I agree yes! I saw a much more impressive cave temple in Vietnam, which reminds me I have to republish all those pieces at some point. Ha, no rest for the wicked. Thanks for reading!
Seeing animals in rock formations is a universal phenomenon and always interesting. Great use of the mini-me photo to give a sense of scale. And I thought the cow story was a wonderful piece of local color.
Looks like a wonderful place to visit, those tour guides start young! Haha.
I guess on some days it can be a lucrative business! Thanks for reading.
Ancient yet fascinating Leighton!
Thanks for reading!
Definitely an off-the-beaten-path kind of visit! The elephant and turtle stones remind me of similar names of the Reed Flute Cave that I explored in Guilin, China, where its stones gave rise to interesting shapes resembling fish and other species. Having children follow you around as “bodyguards” is a strange experience to be had, yet unique in its own way. The cave looks fascinating in its structure and history, and I can see how it’s a worthwhile trek over while in the area!
I also visited some caves in Guilin, but that name doesn’t ring a bell, I’ll have to check my records. Thanks for reading!
The cave temple was so interesting – appreciate your pointing out the elephant and turtle!

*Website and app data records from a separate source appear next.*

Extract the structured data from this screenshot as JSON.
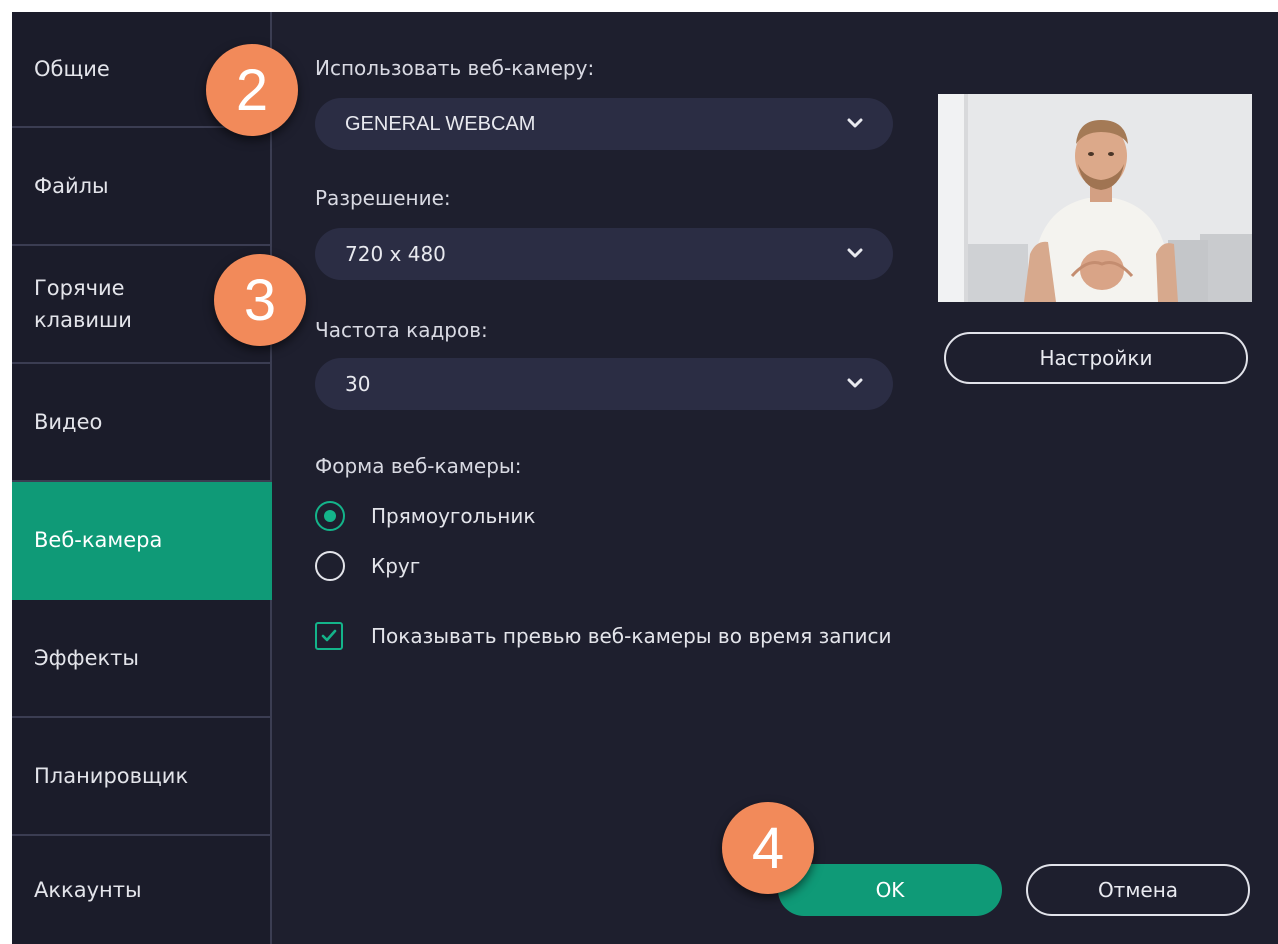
{
  "sidebar": {
    "items": [
      {
        "label": "Общие"
      },
      {
        "label": "Файлы"
      },
      {
        "label": "Горячие\nклавиши"
      },
      {
        "label": "Видео"
      },
      {
        "label": "Веб-камера"
      },
      {
        "label": "Эффекты"
      },
      {
        "label": "Планировщик"
      },
      {
        "label": "Аккаунты"
      }
    ],
    "active_index": 4
  },
  "webcam": {
    "use_label": "Использовать веб-камеру:",
    "device_value": "GENERAL WEBCAM",
    "resolution_label": "Разрешение:",
    "resolution_value": "720 x 480",
    "framerate_label": "Частота кадров:",
    "framerate_value": "30",
    "settings_button": "Настройки",
    "shape_label": "Форма веб-камеры:",
    "shape_options": [
      {
        "label": "Прямоугольник",
        "selected": true
      },
      {
        "label": "Круг",
        "selected": false
      }
    ],
    "show_preview_label": "Показывать превью веб-камеры во время записи",
    "show_preview_checked": true
  },
  "footer": {
    "ok_label": "OK",
    "cancel_label": "Отмена"
  },
  "callouts": [
    "2",
    "3",
    "4"
  ],
  "colors": {
    "accent": "#0f9a77",
    "background": "#1e1f2e",
    "sidebar": "#1b1c2a",
    "field": "#2b2d44",
    "callout": "#f28a5a"
  }
}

The photo from the vehicle of the cow and man put us right there.
Thank you Ruth!
I experienced such bodyguards in a couple of excursions in Cambodia, if it’s fun to be accompanied by them and their four words of English, it’s sad to know that they are trained to beg tourists for money.
Yeah, we suspected the guy in the military uniform was the one who controlled their income.